YOUR ASSIGNMENT:
Among the entries below, find the lines holding "body" and copy them.

PROVIDED ENTRIES:
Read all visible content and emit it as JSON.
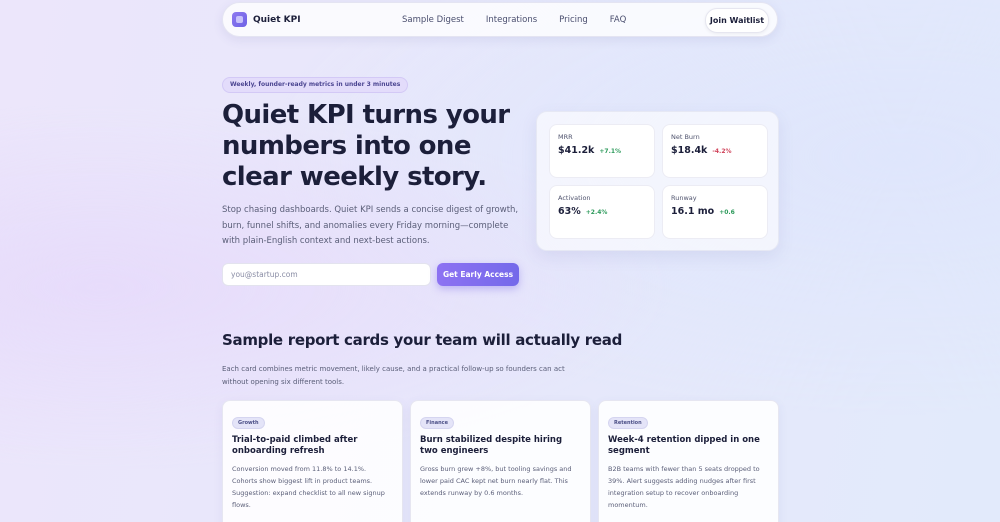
{
  "nav": {
    "brand": "Quiet KPI",
    "links": [
      "Sample Digest",
      "Integrations",
      "Pricing",
      "FAQ"
    ],
    "cta": "Join Waitlist"
  },
  "hero": {
    "eyebrow": "Weekly, founder-ready metrics in under 3 minutes",
    "title": "Quiet KPI turns your numbers into one clear weekly story.",
    "subtitle": "Stop chasing dashboards. Quiet KPI sends a concise digest of growth, burn, funnel shifts, and anomalies every Friday morning—complete with plain-English context and next-best actions.",
    "email_placeholder": "you@startup.com",
    "email_value": "",
    "cta": "Get Early Access"
  },
  "metrics": [
    {
      "label": "MRR",
      "value": "$41.2k",
      "delta": "+7.1%",
      "trend": "up"
    },
    {
      "label": "Net Burn",
      "value": "$18.4k",
      "delta": "-4.2%",
      "trend": "down"
    },
    {
      "label": "Activation",
      "value": "63%",
      "delta": "+2.4%",
      "trend": "up"
    },
    {
      "label": "Runway",
      "value": "16.1 mo",
      "delta": "+0.6",
      "trend": "up"
    }
  ],
  "section": {
    "title": "Sample report cards your team will actually read",
    "subtitle": "Each card combines metric movement, likely cause, and a practical follow-up so founders can act without opening six different tools."
  },
  "cards": [
    {
      "tag": "Growth",
      "title": "Trial-to-paid climbed after onboarding refresh",
      "body": "Conversion moved from 11.8% to 14.1%. Cohorts show biggest lift in product teams. Suggestion: expand checklist to all new signup flows."
    },
    {
      "tag": "Finance",
      "title": "Burn stabilized despite hiring two engineers",
      "body": "Gross burn grew +8%, but tooling savings and lower paid CAC kept net burn nearly flat. This extends runway by 0.6 months."
    },
    {
      "tag": "Retention",
      "title": "Week-4 retention dipped in one segment",
      "body": "B2B teams with fewer than 5 seats dropped to 39%. Alert suggests adding nudges after first integration setup to recover onboarding momentum."
    }
  ],
  "colors": {
    "accent": "#7b6cee",
    "positive": "#2d9a5b",
    "negative": "#d0435a",
    "text": "#1c1f3a"
  }
}
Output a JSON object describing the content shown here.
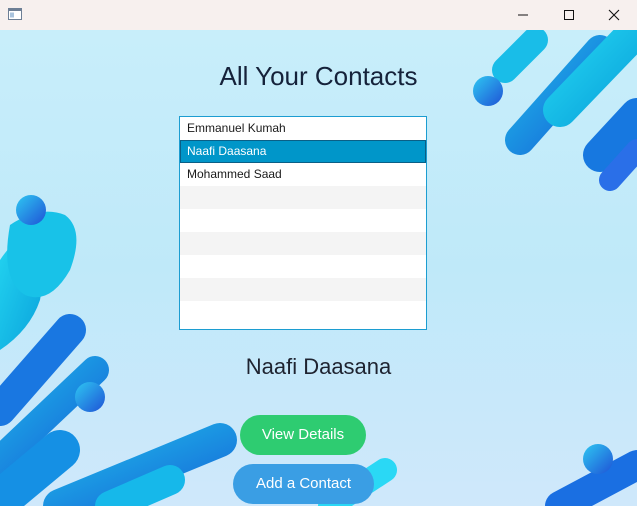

EXERCISE OUTPUT:
      "body": "Conversion moved from 11.8% to 14.1%. Cohorts show biggest lift in product teams. Suggestion: expand checklist to all new signup flows."
      "body": "Gross burn grew +8%, but tooling savings and lower paid CAC kept net burn nearly flat. This extends runway by 0.6 months."
      "body": "B2B teams with fewer than 5 seats dropped to 39%. Alert suggests adding nudges after first integration setup to recover onboarding momentum."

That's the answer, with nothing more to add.